*What the task requires*: Please copy every line from the records below that contains the string "this".

Items from an interface collection:
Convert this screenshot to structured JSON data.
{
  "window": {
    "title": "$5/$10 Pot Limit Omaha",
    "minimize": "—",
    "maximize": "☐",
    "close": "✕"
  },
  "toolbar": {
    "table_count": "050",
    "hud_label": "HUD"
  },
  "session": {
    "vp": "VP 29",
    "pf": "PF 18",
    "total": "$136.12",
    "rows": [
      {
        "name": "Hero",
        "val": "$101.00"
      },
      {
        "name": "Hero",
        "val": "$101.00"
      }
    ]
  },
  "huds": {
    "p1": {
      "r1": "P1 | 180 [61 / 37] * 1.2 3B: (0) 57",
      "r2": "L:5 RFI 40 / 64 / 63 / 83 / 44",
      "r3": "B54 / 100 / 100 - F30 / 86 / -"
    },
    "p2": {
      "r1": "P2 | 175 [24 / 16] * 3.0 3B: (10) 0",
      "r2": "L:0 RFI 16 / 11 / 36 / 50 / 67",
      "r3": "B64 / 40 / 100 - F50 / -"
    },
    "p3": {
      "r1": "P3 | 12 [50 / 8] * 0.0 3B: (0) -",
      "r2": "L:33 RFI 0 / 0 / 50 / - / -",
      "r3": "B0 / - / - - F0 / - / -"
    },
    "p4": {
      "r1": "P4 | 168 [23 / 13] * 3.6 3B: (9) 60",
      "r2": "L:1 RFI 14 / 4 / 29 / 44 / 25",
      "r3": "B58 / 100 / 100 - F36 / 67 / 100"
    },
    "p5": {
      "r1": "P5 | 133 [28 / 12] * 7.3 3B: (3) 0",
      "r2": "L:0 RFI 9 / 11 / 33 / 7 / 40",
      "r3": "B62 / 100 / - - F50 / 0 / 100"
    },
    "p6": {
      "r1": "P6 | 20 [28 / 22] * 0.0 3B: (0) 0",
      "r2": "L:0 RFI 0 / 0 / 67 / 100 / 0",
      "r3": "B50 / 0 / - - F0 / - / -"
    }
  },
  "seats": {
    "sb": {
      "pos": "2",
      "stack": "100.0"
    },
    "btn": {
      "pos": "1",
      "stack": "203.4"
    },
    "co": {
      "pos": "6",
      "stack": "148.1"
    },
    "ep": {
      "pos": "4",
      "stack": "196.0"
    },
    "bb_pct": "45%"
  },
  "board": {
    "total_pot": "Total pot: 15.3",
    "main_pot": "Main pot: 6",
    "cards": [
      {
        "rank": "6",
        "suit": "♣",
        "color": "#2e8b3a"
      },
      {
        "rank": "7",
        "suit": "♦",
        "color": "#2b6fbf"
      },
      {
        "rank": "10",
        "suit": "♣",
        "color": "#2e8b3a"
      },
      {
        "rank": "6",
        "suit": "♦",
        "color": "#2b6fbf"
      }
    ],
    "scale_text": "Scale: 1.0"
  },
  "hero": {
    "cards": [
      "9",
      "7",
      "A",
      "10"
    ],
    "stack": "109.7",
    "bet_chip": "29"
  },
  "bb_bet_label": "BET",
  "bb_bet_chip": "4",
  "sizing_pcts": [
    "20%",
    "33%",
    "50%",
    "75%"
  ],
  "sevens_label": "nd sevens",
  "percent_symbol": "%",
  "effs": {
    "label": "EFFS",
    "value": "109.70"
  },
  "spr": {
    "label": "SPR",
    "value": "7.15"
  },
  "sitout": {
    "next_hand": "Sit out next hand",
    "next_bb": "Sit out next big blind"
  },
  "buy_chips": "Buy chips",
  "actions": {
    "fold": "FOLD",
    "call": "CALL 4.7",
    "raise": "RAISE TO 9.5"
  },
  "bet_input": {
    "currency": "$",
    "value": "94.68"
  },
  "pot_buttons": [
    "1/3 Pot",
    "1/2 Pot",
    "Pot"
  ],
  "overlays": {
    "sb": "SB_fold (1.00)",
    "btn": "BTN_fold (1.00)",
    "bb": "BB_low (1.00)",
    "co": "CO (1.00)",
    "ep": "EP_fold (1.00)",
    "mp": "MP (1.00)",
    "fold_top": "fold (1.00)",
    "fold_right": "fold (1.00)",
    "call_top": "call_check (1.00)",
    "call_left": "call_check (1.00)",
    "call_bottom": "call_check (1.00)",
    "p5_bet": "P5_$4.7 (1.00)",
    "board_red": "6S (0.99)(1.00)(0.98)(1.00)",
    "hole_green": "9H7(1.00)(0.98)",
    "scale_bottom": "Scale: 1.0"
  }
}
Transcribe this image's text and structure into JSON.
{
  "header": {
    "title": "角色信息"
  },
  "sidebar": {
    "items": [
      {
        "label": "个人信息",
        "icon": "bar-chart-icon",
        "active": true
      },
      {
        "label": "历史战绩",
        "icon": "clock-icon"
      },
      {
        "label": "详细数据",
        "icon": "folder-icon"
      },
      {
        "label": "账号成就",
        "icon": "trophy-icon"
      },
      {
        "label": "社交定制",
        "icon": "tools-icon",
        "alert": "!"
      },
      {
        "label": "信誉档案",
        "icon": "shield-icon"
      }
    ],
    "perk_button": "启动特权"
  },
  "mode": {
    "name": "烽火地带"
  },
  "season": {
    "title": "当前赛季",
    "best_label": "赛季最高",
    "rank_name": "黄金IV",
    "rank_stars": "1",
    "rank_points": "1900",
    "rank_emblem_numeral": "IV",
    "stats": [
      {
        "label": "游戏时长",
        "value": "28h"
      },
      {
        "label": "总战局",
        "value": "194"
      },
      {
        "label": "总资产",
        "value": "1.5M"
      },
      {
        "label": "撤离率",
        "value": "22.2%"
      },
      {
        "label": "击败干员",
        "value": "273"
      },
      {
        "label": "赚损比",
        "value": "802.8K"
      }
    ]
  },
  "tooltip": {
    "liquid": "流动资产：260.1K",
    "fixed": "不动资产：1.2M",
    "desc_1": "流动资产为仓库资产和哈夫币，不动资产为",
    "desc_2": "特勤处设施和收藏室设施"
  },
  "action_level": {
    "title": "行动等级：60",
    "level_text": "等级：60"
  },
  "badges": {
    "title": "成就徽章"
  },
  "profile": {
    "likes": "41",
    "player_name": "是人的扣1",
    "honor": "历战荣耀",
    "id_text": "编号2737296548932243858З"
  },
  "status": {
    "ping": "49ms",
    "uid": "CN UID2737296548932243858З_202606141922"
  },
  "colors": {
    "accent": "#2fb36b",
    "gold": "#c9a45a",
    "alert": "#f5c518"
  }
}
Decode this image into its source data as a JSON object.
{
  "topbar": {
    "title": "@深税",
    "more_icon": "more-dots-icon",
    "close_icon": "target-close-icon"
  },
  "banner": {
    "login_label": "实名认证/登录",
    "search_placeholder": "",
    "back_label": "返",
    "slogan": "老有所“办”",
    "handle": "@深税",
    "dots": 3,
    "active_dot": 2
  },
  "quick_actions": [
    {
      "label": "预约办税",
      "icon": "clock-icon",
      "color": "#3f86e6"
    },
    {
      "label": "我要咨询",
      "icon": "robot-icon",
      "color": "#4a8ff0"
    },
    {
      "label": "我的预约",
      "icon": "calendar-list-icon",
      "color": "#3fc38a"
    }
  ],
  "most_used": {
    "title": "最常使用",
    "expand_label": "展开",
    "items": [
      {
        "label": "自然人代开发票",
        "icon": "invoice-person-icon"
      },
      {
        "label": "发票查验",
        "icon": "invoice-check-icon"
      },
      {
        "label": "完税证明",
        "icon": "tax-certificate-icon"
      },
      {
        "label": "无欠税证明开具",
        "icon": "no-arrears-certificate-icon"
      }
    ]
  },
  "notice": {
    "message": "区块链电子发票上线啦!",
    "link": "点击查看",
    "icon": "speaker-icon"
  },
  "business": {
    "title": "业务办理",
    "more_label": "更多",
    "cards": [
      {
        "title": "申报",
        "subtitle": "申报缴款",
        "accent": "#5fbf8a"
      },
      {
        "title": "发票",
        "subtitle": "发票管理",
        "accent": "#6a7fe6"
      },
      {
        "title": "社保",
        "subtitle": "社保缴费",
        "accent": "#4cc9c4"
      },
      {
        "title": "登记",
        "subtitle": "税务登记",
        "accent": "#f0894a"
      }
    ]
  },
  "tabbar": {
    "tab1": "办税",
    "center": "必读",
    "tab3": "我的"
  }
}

*Your solution*:
Convert this screenshot to structured JSON data.
Transcribe this image's text and structure into JSON.
Decode this image into its source data as a JSON object.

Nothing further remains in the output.